Misirli contends he accepted full responsibility for his criminal conduct, and the district court erred in denying him a downward sentencing departure for this acceptance of responsibility. We review for clear error a district court's factual determination regarding a defendant's entitlement to an acceptance of responsibility reduction. See United States v. Felix, 87 F.3d 1057, 1060 (9th Cir. 1996). "The sentencing judge is in a unique position to evaluate a defendant's acceptance of responsibility. For this reason, the determination of the sentencing judge is entitled to great deference on review." U.S.S.G. § 3E1.1, cmt. n. 5. After considering all of the evidence presented in this case, the district court determined Misirli did not qualify for an acceptance of responsibility adjustment. The evidence presented supports this determination.
Misirli maintains the district court erred in denying his motion for a new trial because he presented newly-discovered evidence that shows the government used perjured testimony to convict him. We review for abuse of discretion a district court's denial of a motion for a new trial based on newly-discovered evidence. See United States v. Kulczyk, 931 F.2d 542, 548 (9th Cir. 1991). Misirli's argument is without merit.
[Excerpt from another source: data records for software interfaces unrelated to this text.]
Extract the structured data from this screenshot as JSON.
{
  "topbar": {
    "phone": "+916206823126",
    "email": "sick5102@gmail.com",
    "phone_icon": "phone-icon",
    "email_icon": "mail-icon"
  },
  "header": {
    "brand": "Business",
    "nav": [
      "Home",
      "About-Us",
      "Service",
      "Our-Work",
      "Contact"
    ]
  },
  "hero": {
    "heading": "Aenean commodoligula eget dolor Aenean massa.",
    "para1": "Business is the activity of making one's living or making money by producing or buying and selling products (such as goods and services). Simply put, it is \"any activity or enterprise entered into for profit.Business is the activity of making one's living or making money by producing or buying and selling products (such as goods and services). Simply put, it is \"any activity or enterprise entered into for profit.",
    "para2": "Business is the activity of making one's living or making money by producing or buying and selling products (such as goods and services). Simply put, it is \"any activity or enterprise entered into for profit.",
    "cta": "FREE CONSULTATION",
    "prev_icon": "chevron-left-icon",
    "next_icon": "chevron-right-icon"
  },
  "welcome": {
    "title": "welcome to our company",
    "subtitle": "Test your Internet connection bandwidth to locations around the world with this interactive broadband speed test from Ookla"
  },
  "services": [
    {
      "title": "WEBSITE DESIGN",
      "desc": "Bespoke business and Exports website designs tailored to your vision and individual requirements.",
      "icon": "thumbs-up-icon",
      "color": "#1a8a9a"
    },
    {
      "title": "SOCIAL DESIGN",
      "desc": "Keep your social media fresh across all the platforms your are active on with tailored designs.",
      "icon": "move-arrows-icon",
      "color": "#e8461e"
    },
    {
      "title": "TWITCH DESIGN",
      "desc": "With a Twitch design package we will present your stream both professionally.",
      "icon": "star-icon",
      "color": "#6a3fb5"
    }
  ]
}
Misirli failed to present any evidence that the government used perjured testimony to convict him. The district court acted within its discretion when it denied Misirli's motion for a new trial.
Finally, Misirli contends the district court erred in denying his motion for a new trial because the government failed to disclose a DEA file containing material information about him. Misirli claims the government violated its duty under Brady v. Maryland, 373 U.S. 83, 87 (1963), when it withheld the DEA file. This court reviews de novo a district court's denial of a motion for a new trial based on a Brady violation. See United States v. Steinberg, 99 F.3d 1486, 1489 (9th Cir. 1996). Misirli's argument is without merit. Misirli failed to present evidence showing the file exists. Further, even if the file exists, the information Misirli claims the file contains is not material. Any failure by the government to disclose the file did not violate its duty under Brady v. Maryland.
Honorable Donald P. Lay, Senior Circuit Judge for the Eighth Circuit, sitting by designation
This disposition is not appropriate for publication and may not be cited to or by the courts of this circuit except as provided by 9th Cir. R. 36-3
Captagon is a name for fenethylline. Fenethylline is a central nervous system stimulant